                          my gp and my pediatrician both recommend sports drinks -- one even told me flat out that she wouldn't recommend pushing something on a kid that she wouldn't drink herself (referring to pedialyte)

                          1. re: sunshine842

                            Yeah - I have a fairly weak GI system (unfortunately) so at this point in my life, I also think I have a really strong positive psychosomatic response to Gatorade specifically.

                            1. re: sunshine842

                              a good natural alternative to sports drinks and pedialyte is coconut water, if you can get past the taste of that as well.

                              1. re: trolley

                                ah, but that's good stuff -- doubly if you can get your hands on a green coconut -- green coconut jelly is magical stuff.

                                I love coconut water...but happily (and knock on wood...)I haven't had a good case of the yuck since before coconut water became readily available.

                                1. re: sunshine842

                                  i enjoy the stuff out of the young coconut as opposed to the stuff in the tetra paks. my little guy loves the coconut water out of the young coconut and has helped him tremendously during the stomach bug. he hates pedialyte and i don't blame him. tastes terrible!

                        2. re: chartreauxx

                          the grape flavor isn't too bad. it's a medicinal fluid, not a milkshake.

                          1. re: chartreauxx

                            but when you're dealing with a sick, cranky toddler, "not too bad" is roughly equivalent to "unholy creation of the devil himself, sure to cause an immediate, painful death".

                            Like the doctor, I have a hard time pushing something on a kid that *I* think is disgusting.

                            1. re: sunshine842

                              i wasn't saying anything regarding using pedialyte for kids; as far as i know, i was suggesting it to the OP, who is presumably (like me) an adult capable of swallowing less-than-delicious stuff if it'll help me get well faster/more safely.

                              1. re: chartreauxx

                                okay....but when you're sick, tired, and cranky, the last thing you want to do is choke down some evil-tasting brew that is capable of making a healthy, well adult gag, especially when the doctor told you that a sports drink was okay...

                                I don't care for sports drinks, but they are at least potable.

                    2. re: almond tree

                      Ginger ale is also good: ginger has some anti-nausea properties on its own. It's not as easy to find, though, especially if you're on the road.

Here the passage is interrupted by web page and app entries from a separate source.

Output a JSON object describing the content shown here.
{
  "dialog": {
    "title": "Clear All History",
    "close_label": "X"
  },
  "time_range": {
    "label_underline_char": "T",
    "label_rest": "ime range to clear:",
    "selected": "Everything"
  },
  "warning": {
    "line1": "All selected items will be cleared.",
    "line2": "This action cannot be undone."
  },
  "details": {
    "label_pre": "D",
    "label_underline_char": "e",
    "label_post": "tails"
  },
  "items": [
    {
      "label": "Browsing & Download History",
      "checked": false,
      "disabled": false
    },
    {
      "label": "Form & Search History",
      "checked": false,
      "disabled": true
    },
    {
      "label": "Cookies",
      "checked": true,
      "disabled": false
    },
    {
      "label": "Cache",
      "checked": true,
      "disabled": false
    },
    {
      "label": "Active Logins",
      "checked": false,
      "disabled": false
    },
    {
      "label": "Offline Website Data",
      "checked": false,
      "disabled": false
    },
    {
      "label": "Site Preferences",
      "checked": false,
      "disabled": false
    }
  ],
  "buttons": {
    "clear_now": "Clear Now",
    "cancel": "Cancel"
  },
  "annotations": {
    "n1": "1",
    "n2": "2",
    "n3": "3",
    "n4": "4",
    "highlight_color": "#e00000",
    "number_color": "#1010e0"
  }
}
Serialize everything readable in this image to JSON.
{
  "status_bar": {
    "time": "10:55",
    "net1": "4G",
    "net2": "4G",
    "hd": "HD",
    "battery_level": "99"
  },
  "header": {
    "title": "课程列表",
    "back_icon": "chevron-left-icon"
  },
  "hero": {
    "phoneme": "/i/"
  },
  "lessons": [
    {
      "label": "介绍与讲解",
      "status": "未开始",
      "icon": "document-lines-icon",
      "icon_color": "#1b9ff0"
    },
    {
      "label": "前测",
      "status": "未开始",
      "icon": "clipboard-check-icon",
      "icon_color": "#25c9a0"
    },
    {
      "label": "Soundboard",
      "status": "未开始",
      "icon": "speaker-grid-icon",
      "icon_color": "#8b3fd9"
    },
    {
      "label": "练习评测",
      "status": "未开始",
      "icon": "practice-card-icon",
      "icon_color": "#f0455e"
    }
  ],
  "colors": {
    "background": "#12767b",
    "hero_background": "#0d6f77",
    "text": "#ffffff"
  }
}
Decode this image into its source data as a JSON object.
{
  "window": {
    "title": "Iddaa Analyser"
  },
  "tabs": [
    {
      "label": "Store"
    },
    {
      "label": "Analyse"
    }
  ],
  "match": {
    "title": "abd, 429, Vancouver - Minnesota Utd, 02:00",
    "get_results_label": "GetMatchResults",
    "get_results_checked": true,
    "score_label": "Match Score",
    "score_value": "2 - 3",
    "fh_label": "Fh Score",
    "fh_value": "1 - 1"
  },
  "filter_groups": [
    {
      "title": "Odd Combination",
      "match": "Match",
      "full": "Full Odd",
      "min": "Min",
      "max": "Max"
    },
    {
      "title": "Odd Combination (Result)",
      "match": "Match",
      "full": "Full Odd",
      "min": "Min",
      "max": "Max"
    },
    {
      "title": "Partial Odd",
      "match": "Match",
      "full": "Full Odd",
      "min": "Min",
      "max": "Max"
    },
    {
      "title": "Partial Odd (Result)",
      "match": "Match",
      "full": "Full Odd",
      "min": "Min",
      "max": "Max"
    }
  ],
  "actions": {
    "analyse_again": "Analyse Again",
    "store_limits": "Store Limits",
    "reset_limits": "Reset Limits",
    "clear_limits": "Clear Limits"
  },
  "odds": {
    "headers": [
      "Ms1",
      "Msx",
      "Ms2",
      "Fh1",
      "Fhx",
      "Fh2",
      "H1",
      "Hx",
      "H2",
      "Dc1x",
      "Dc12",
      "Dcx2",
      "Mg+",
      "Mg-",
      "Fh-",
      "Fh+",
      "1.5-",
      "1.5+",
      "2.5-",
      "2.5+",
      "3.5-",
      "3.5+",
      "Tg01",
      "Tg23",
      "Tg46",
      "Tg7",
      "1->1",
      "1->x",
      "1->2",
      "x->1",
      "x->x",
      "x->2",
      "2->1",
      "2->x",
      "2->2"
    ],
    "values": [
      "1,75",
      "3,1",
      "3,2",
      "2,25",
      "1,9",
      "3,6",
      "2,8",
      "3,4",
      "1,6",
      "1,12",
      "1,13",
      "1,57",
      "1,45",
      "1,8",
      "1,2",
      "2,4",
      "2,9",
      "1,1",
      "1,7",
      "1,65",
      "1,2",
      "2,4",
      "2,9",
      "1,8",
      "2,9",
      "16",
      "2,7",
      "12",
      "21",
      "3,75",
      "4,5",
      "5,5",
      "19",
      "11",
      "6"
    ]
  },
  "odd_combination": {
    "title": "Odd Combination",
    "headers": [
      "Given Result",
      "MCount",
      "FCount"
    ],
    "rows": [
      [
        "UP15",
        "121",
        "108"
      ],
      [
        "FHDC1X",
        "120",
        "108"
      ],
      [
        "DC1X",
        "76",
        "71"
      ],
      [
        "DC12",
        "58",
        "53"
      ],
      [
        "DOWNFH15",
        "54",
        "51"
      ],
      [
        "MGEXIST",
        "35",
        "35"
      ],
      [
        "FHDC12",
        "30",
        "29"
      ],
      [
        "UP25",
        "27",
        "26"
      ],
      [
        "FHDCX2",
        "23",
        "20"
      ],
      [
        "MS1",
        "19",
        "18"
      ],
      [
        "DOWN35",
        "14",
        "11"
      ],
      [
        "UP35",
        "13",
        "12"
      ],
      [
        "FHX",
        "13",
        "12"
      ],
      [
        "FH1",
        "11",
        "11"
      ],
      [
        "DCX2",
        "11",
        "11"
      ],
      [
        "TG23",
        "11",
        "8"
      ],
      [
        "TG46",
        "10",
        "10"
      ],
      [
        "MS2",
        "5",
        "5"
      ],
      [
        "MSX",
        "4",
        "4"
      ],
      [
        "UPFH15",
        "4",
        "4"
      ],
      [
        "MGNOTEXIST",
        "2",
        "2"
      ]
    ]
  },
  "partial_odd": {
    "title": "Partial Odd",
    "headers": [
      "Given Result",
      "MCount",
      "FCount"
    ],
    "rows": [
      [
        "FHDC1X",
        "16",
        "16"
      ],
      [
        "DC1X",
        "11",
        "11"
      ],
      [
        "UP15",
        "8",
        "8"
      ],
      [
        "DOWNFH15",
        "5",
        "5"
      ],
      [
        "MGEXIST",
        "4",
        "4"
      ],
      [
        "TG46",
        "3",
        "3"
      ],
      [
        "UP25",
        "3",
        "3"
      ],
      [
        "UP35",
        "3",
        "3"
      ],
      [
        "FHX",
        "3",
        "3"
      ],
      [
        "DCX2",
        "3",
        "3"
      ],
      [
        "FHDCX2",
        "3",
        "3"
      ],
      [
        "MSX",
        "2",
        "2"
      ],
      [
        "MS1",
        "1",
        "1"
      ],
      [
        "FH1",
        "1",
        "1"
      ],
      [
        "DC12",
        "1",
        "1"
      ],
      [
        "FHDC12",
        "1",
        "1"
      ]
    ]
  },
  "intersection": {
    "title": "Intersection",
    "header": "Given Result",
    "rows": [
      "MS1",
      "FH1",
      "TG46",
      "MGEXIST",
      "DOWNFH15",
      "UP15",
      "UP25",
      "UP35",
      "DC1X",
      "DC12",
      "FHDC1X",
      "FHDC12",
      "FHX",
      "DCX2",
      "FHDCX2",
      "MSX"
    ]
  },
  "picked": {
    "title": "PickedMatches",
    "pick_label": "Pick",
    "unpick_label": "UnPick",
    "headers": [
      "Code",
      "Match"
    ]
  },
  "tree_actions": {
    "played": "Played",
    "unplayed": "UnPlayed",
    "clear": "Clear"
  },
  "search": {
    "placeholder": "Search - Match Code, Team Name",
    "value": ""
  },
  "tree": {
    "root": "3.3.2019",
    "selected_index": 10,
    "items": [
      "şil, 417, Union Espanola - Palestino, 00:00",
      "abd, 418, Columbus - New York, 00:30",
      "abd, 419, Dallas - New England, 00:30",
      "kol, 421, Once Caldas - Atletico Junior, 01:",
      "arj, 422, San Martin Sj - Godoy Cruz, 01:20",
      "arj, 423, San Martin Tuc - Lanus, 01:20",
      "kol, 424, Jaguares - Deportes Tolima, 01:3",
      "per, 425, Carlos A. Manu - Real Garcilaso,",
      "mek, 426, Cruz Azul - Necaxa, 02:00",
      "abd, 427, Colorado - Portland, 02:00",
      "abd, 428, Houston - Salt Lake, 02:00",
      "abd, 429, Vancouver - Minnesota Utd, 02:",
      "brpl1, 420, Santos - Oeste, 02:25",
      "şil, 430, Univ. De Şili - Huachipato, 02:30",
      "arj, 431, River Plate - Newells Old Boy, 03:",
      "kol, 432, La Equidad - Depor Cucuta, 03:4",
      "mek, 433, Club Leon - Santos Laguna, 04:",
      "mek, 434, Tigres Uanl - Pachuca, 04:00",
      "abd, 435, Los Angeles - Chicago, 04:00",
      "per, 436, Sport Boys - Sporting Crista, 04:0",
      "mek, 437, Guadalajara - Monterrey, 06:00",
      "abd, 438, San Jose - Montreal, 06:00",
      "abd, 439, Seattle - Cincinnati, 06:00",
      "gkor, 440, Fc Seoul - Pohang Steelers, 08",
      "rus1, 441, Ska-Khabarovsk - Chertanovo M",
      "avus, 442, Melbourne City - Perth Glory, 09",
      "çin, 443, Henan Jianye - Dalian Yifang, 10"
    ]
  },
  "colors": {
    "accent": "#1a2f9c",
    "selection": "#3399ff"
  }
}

                      1. re: tardigrade

                        True. However, sometime it is good to throw up especially the first day, and potentially the second day.